Partisan gerrymandering can also be detected by comparing a party's statewide vote strength to the number of Congressional seats it wins. As mentioned above, in a gerrymander of a state in which the vote is roughly evenly split between parties, many of the supporters of the victim party are crammed into a few districts that they win overwhelmingly, and the remaining supporters are spread across districts that they lose by small margins. This effect can be discerned by examining the difference between the mean and median vote shares of either party. A large difference between the mean and median is unlikely to arise by chance, and therefore may be indicative of a partisan gerrymander.

The mean-median difference is simply calculated by subtracting the median vote share of either party across all districts from the average vote share of the same party across all districts. A negative mean-median difference indicates that the examined party has an advantage; a positive difference indicates that the examined party is disadvantaged. A z-score for the effect can be calculated by dividing the mean-median difference by the standard error of the party's vote share across districts, then applying a correction factor of .5708, as described in A Simple Test of Symmetry About an Unknown Median by Cabilio and Masaro (1996).

In states where one party dominates at a statewide level, the mean-median difference becomes less robust. In those situations, tests of variance can be applied to detect asymmetric advantage, as described in our Election Law Journal article.

Excess Seats (simulated elections)

The result of Monte Carlo analysis performed on Pennsylvania in 2012. None of the simulations showed as extreme a result as actually occurred (Democrats winning 51% of the vote but only 5 seats).

Another way to detect possible gerrymanders is to examine how much the makeup of a state's Congressional delegation deviates from national results, given the state's party divide. The statistical method for such analysis is Monte Carlo simulation, or bootstrapping. Essentially, this test is a Congressional version of fantasy baseball—out of the 435 districts nationally, randomly pick as many as are in the state of interest, check if they match the overall partisan makeup of the state and, if they do, record the party split of the districts' Congressional delegation. Repeat the process millions of times, then compare the results of the simulations to the actual state results.
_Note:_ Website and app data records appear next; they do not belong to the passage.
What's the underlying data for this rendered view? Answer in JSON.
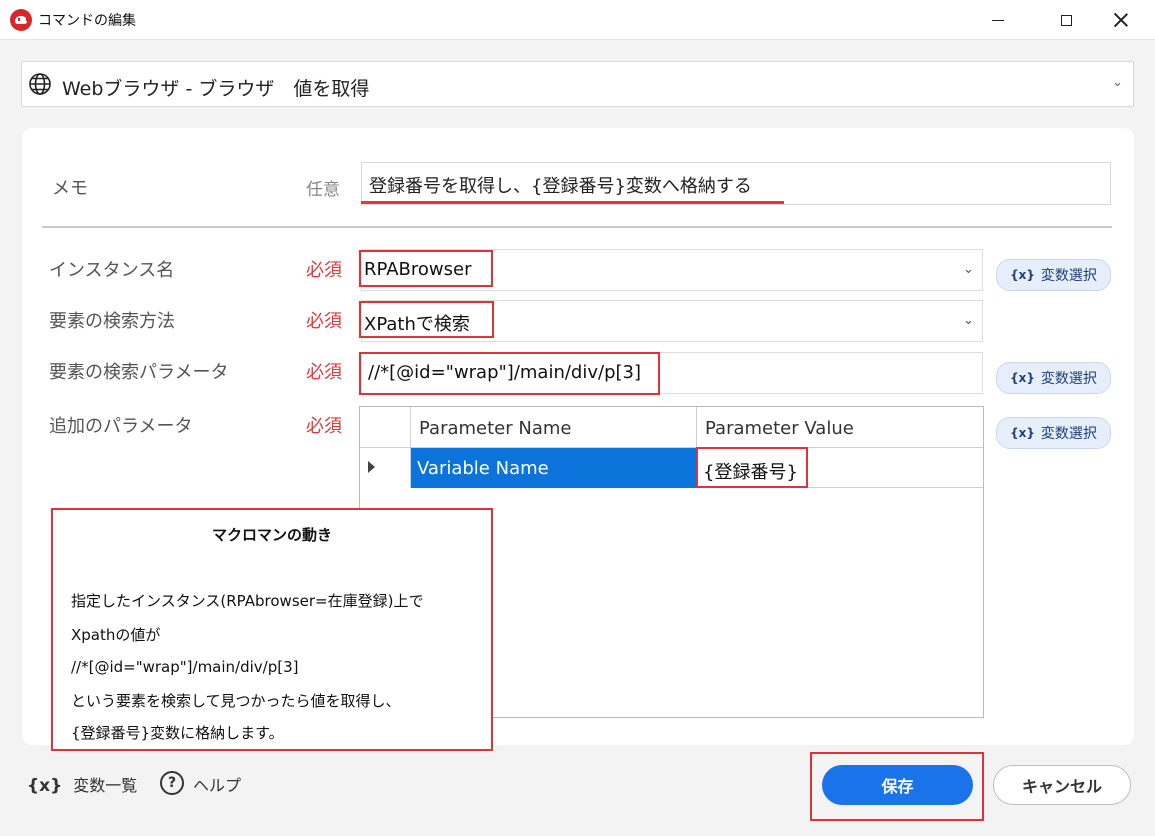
{
  "window": {
    "title": "コマンドの編集"
  },
  "command": {
    "label": "Webブラウザ - ブラウザ　値を取得"
  },
  "memo": {
    "label": "メモ",
    "badge": "任意",
    "value": "登録番号を取得し、{登録番号}変数へ格納する"
  },
  "fields": [
    {
      "label": "インスタンス名",
      "badge": "必須",
      "value": "RPABrowser"
    },
    {
      "label": "要素の検索方法",
      "badge": "必須",
      "value": "XPathで検索"
    },
    {
      "label": "要素の検索パラメータ",
      "badge": "必須",
      "value": "//*[@id=\"wrap\"]/main/div/p[3]"
    },
    {
      "label": "追加のパラメータ",
      "badge": "必須"
    }
  ],
  "var_button": {
    "icon": "{x}",
    "label": "変数選択"
  },
  "grid": {
    "headers": [
      "Parameter Name",
      "Parameter Value"
    ],
    "rows": [
      {
        "name": "Variable Name",
        "value": "{登録番号}"
      }
    ]
  },
  "note": {
    "title": "マクロマンの動き",
    "lines": [
      "指定したインスタンス(RPAbrowser=在庫登録)上で",
      "Xpathの値が",
      "//*[@id=\"wrap\"]/main/div/p[3]",
      "という要素を検索して見つかったら値を取得し、",
      "{登録番号}変数に格納します。"
    ]
  },
  "footer": {
    "var_list_icon": "{x}",
    "var_list_label": "変数一覧",
    "help_icon": "?",
    "help_label": "ヘルプ",
    "save_label": "保存",
    "cancel_label": "キャンセル"
  },
  "colors": {
    "accent": "#1a73e8",
    "required": "#e0393e",
    "highlight_box": "#e0323a",
    "selected_cell": "#0a74da"
  }
}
A set of districts is said to match the partisan makeup of a state if the total vote share for each party across all districts is within 0.1% of the actual vote share across all districts. We then determine the proportion of simulations that had outcomes as or more advantageous to the dominant party than occurred in reality (e.g. in states with a majority Democratic delegation, the number of simulations with as many or more Democratic seats).